I've been away for a while, so I hope you all had a lovely Christmas, and managed a nice rest before starting the new year. Thanks for all your messages: I'm glad those of you who tried the Chocolate Mincemeat Cake enjoyed it (and no one seems to have tried before I'd corrected the "Micemeat" misprint!) For those of you who missed the recipe the first time around, here's a little something to keep you busy until my next post...


Care: this isn't gluten free, and you really need the dots to be white chocolate - I didn’t have any when I first tried this recipe out, and the ordinary milk-chocolate dots I used were virtually invisible in the finished cake.

CHOCOLATE MINCEMEAT CHRISTMAS CAKE

150g softened butter 
150g soft brown sugar
2 eggs, lightly beaten
185g  self-raising flour
40g cocoa powder
400g mincemeat (I used my own recipe of mixed dried fruits, plus grated apples and brandy)
80g each of sultanas and raisins
20g quartered glace cherries, washed & well dried.
50g blanched almonds, chopped
100g of white chocolate dots

METHOD: 

Pre heat oven to Gas Mark 3/Electric 160 deg. C, Fan 140 deg C.
Line a 20cm/8” tin with a couple of layers of greaseproof paper.
Place all ingredients in a large bowl and beat for 1- 2 minutes, until well mixed.
Spoon into the prepared tin and bake in the oven for between 90 minutes - 2 hours, or until a skewer inserted into the middle of the cake comes out clean.  You’ll probably need to cover the cake with tinfoil toward the end of the cooking time, to stop it browning too quickly.
Leave the cake to cool in its tin for a while before turning out onto a wire rack to cool completely.
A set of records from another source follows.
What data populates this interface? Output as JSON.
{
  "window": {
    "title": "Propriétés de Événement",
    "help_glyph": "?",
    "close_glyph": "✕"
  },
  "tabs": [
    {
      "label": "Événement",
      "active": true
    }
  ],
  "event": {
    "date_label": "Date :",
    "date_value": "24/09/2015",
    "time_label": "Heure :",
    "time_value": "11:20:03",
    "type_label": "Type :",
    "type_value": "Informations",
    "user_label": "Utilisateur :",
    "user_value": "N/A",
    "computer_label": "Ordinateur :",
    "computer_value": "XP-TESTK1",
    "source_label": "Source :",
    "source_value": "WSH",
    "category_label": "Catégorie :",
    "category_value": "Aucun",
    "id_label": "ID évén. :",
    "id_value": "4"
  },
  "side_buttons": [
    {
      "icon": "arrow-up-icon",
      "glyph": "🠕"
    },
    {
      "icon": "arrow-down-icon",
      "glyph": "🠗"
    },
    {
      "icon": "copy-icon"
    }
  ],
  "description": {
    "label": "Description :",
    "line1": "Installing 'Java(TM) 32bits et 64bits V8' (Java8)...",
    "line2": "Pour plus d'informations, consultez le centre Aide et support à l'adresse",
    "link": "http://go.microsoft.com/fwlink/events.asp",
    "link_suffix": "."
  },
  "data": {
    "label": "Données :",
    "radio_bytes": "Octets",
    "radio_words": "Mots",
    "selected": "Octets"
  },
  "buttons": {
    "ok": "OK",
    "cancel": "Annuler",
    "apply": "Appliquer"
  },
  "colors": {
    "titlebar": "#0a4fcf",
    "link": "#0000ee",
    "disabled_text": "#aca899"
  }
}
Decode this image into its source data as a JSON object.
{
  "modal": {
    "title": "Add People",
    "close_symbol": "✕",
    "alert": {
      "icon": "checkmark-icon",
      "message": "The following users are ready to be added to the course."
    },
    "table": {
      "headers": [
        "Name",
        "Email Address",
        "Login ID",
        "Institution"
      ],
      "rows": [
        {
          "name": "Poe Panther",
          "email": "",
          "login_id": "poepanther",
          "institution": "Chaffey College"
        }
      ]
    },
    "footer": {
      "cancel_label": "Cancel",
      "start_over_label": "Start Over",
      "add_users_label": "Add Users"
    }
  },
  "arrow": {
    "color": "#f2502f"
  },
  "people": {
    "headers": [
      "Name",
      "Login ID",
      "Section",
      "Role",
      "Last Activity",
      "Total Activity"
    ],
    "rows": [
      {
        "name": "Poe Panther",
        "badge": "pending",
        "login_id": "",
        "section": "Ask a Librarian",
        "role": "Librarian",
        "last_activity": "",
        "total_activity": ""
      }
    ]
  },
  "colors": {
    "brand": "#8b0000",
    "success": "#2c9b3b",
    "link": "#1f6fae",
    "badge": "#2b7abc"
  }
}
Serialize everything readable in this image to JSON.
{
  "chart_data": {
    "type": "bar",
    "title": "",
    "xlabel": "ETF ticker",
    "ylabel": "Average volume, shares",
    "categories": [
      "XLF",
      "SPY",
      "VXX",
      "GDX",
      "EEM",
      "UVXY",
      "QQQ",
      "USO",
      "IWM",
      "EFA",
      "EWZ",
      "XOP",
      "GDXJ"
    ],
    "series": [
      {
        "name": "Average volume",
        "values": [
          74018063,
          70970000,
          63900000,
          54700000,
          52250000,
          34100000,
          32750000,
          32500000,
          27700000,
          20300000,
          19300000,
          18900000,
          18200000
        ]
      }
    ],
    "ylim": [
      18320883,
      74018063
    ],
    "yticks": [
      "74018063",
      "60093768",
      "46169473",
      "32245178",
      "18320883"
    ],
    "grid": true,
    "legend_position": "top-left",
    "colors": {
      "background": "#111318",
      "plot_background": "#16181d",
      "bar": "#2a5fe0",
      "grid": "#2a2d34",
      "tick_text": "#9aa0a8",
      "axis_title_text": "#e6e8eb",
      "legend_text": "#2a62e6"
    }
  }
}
This cake doesn't freeze and is unlikely to keep for as long as a traditional rich fruit cake, but this doesn’t matter as it vanishes in a very short time!